── DATA TO PROCESS

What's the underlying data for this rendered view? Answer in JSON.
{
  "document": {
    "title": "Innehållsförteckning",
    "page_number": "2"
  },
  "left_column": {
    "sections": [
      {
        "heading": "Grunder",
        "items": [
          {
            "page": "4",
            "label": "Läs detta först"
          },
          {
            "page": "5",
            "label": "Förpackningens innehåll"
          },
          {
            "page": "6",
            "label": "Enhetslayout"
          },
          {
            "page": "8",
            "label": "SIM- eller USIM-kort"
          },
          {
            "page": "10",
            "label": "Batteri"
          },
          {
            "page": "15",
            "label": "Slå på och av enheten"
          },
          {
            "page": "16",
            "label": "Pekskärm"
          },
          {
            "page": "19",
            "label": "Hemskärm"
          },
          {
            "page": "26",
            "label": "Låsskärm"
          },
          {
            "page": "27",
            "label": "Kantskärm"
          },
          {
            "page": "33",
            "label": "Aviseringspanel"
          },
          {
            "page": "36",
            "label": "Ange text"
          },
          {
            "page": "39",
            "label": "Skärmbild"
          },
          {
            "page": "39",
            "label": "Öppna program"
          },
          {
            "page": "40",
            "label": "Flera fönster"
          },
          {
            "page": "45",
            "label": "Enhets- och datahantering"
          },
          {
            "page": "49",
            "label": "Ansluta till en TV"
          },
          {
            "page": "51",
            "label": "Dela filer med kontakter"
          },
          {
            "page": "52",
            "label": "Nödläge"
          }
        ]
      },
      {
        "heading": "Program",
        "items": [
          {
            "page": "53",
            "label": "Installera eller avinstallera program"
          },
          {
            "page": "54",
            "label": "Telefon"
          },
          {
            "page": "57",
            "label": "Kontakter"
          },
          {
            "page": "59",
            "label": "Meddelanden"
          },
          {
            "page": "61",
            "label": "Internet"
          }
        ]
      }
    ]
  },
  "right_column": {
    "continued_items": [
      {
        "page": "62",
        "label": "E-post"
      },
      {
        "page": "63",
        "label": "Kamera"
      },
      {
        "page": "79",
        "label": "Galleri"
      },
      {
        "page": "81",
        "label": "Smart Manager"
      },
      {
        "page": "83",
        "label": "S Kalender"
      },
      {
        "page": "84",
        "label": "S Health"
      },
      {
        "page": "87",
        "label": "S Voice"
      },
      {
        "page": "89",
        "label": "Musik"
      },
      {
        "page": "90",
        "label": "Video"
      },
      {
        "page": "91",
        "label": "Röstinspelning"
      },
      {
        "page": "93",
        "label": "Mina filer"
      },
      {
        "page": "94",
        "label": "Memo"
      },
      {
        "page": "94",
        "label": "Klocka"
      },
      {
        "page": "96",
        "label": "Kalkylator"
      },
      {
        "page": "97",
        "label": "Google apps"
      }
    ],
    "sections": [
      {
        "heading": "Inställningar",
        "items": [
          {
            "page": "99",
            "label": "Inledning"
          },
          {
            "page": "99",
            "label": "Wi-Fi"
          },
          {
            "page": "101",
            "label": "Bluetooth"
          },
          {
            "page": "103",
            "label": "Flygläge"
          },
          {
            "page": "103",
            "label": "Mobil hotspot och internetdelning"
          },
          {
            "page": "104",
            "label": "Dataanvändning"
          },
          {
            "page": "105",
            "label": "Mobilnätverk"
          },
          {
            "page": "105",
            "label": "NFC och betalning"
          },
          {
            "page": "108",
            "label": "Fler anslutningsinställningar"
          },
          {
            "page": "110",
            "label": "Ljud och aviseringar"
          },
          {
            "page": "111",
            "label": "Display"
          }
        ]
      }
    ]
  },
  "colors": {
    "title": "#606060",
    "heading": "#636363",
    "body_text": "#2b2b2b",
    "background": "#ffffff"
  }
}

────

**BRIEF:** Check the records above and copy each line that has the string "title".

**RESPONSE:**
    "title": "Innehållsförteckning",
    "title": "#606060",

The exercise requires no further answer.